===== SOURCE INFORMATION
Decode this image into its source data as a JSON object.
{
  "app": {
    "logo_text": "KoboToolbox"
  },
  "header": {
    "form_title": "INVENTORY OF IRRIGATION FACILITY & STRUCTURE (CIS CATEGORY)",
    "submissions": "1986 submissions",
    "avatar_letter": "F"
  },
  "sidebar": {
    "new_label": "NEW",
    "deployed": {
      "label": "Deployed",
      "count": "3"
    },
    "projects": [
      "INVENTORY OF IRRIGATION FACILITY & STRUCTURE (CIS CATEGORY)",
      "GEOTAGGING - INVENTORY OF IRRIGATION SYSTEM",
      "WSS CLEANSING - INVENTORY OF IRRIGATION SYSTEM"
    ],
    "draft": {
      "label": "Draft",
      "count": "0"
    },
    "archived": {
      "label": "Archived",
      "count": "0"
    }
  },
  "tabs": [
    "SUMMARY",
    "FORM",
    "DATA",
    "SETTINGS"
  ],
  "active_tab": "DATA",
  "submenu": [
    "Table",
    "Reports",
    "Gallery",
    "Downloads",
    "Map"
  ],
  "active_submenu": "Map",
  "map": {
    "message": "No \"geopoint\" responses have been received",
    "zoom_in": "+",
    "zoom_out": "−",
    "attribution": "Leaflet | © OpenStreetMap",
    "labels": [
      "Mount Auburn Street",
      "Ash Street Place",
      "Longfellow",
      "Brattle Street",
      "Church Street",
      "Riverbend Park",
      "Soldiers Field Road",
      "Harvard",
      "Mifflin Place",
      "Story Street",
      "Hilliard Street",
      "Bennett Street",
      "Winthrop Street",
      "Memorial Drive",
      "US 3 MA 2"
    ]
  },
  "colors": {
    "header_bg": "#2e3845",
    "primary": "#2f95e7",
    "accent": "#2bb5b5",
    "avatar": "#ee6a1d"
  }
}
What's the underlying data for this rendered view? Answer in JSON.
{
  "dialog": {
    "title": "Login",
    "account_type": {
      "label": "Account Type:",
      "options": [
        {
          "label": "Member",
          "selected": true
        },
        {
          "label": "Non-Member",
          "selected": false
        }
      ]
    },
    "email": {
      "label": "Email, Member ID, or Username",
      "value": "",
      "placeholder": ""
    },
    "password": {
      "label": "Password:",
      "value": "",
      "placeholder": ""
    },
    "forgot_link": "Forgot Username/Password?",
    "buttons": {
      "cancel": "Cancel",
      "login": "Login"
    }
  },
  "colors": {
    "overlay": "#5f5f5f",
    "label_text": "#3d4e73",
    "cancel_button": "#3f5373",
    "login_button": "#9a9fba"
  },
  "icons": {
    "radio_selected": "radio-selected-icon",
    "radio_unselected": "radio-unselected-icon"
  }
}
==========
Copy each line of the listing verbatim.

**RESULT OF THIS TASK:**
Decode this image into its source data as a JSON object.
{
  "app": {
    "logo_text": "KoboToolbox"
  },
  "header": {
    "form_title": "INVENTORY OF IRRIGATION FACILITY & STRUCTURE (CIS CATEGORY)",
    "submissions": "1986 submissions",
    "avatar_letter": "F"
  },
  "sidebar": {
    "new_label": "NEW",
    "deployed": {
      "label": "Deployed",
      "count": "3"
    },
    "projects": [
      "INVENTORY OF IRRIGATION FACILITY & STRUCTURE (CIS CATEGORY)",
      "GEOTAGGING - INVENTORY OF IRRIGATION SYSTEM",
      "WSS CLEANSING - INVENTORY OF IRRIGATION SYSTEM"
    ],
    "draft": {
      "label": "Draft",
      "count": "0"
    },
    "archived": {
      "label": "Archived",
      "count": "0"
    }
  },
  "tabs": [
    "SUMMARY",
    "FORM",
    "DATA",
    "SETTINGS"
  ],
  "active_tab": "DATA",
  "submenu": [
    "Table",
    "Reports",
    "Gallery",
    "Downloads",
    "Map"
  ],
  "active_submenu": "Map",
  "map": {
    "message": "No \"geopoint\" responses have been received",
    "zoom_in": "+",
    "zoom_out": "−",
    "attribution": "Leaflet | © OpenStreetMap",
    "labels": [
      "Mount Auburn Street",
      "Ash Street Place",
      "Longfellow",
      "Brattle Street",
      "Church Street",
      "Riverbend Park",
      "Soldiers Field Road",
      "Harvard",
      "Mifflin Place",
      "Story Street",
      "Hilliard Street",
      "Bennett Street",
      "Winthrop Street",
      "Memorial Drive",
      "US 3 MA 2"
    ]
  },
  "colors": {
    "header_bg": "#2e3845",
    "primary": "#2f95e7",
    "accent": "#2bb5b5",
    "avatar": "#ee6a1d"
  }
}
What's the underlying data for this rendered view? Answer in JSON.
{
  "dialog": {
    "title": "Login",
    "account_type": {
      "label": "Account Type:",
      "options": [
        {
          "label": "Member",
          "selected": true
        },
        {
          "label": "Non-Member",
          "selected": false
        }
      ]
    },
    "email": {
      "label": "Email, Member ID, or Username",
      "value": "",
      "placeholder": ""
    },
    "password": {
      "label": "Password:",
      "value": "",
      "placeholder": ""
    },
    "forgot_link": "Forgot Username/Password?",
    "buttons": {
      "cancel": "Cancel",
      "login": "Login"
    }
  },
  "colors": {
    "overlay": "#5f5f5f",
    "label_text": "#3d4e73",
    "cancel_button": "#3f5373",
    "login_button": "#9a9fba"
  },
  "icons": {
    "radio_selected": "radio-selected-icon",
    "radio_unselected": "radio-unselected-icon"
  }
}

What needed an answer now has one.